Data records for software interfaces
[Start of section]

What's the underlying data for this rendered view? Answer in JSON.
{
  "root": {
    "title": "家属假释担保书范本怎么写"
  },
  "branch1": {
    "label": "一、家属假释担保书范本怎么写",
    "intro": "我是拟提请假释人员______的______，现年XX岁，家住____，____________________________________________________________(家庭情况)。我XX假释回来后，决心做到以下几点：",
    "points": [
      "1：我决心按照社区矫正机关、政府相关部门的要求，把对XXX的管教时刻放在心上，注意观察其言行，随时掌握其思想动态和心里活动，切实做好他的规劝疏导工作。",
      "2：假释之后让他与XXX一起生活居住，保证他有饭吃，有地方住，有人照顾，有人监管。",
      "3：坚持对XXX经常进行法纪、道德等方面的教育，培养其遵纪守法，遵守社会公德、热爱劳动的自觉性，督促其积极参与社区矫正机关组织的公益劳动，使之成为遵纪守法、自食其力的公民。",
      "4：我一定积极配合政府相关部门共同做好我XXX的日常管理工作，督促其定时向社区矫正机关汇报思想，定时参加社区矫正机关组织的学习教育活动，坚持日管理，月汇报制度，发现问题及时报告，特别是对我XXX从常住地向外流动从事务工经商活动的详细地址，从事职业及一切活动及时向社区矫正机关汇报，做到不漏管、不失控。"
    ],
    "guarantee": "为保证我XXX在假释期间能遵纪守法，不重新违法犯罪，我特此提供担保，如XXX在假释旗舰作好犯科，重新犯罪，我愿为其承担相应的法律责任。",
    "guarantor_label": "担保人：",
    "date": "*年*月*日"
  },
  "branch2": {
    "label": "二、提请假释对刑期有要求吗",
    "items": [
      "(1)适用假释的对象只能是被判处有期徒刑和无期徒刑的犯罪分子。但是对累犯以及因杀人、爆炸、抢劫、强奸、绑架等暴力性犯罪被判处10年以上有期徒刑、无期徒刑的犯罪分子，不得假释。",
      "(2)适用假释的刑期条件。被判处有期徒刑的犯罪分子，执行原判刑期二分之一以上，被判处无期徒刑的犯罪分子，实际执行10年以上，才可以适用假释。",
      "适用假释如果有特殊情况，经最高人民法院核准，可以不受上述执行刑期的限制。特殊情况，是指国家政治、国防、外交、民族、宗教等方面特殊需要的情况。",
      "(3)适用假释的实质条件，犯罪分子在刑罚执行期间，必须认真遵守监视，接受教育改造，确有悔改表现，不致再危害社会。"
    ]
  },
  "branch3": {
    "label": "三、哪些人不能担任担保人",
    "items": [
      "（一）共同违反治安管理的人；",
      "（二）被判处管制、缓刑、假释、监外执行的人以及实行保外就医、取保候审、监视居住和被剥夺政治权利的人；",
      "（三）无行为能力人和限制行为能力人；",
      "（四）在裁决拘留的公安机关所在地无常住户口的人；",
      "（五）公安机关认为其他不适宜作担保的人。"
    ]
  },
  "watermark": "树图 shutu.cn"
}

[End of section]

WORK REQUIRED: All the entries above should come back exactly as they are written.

SOLUTION TO THE PROBLEM:
What's the underlying data for this rendered view? Answer in JSON.
{
  "root": {
    "title": "家属假释担保书范本怎么写"
  },
  "branch1": {
    "label": "一、家属假释担保书范本怎么写",
    "intro": "我是拟提请假释人员______的______，现年XX岁，家住____，____________________________________________________________(家庭情况)。我XX假释回来后，决心做到以下几点：",
    "points": [
      "1：我决心按照社区矫正机关、政府相关部门的要求，把对XXX的管教时刻放在心上，注意观察其言行，随时掌握其思想动态和心里活动，切实做好他的规劝疏导工作。",
      "2：假释之后让他与XXX一起生活居住，保证他有饭吃，有地方住，有人照顾，有人监管。",
      "3：坚持对XXX经常进行法纪、道德等方面的教育，培养其遵纪守法，遵守社会公德、热爱劳动的自觉性，督促其积极参与社区矫正机关组织的公益劳动，使之成为遵纪守法、自食其力的公民。",
      "4：我一定积极配合政府相关部门共同做好我XXX的日常管理工作，督促其定时向社区矫正机关汇报思想，定时参加社区矫正机关组织的学习教育活动，坚持日管理，月汇报制度，发现问题及时报告，特别是对我XXX从常住地向外流动从事务工经商活动的详细地址，从事职业及一切活动及时向社区矫正机关汇报，做到不漏管、不失控。"
    ],
    "guarantee": "为保证我XXX在假释期间能遵纪守法，不重新违法犯罪，我特此提供担保，如XXX在假释旗舰作好犯科，重新犯罪，我愿为其承担相应的法律责任。",
    "guarantor_label": "担保人：",
    "date": "*年*月*日"
  },
  "branch2": {
    "label": "二、提请假释对刑期有要求吗",
    "items": [
      "(1)适用假释的对象只能是被判处有期徒刑和无期徒刑的犯罪分子。但是对累犯以及因杀人、爆炸、抢劫、强奸、绑架等暴力性犯罪被判处10年以上有期徒刑、无期徒刑的犯罪分子，不得假释。",
      "(2)适用假释的刑期条件。被判处有期徒刑的犯罪分子，执行原判刑期二分之一以上，被判处无期徒刑的犯罪分子，实际执行10年以上，才可以适用假释。",
      "适用假释如果有特殊情况，经最高人民法院核准，可以不受上述执行刑期的限制。特殊情况，是指国家政治、国防、外交、民族、宗教等方面特殊需要的情况。",
      "(3)适用假释的实质条件，犯罪分子在刑罚执行期间，必须认真遵守监视，接受教育改造，确有悔改表现，不致再危害社会。"
    ]
  },
  "branch3": {
    "label": "三、哪些人不能担任担保人",
    "items": [
      "（一）共同违反治安管理的人；",
      "（二）被判处管制、缓刑、假释、监外执行的人以及实行保外就医、取保候审、监视居住和被剥夺政治权利的人；",
      "（三）无行为能力人和限制行为能力人；",
      "（四）在裁决拘留的公安机关所在地无常住户口的人；",
      "（五）公安机关认为其他不适宜作担保的人。"
    ]
  },
  "watermark": "树图 shutu.cn"
}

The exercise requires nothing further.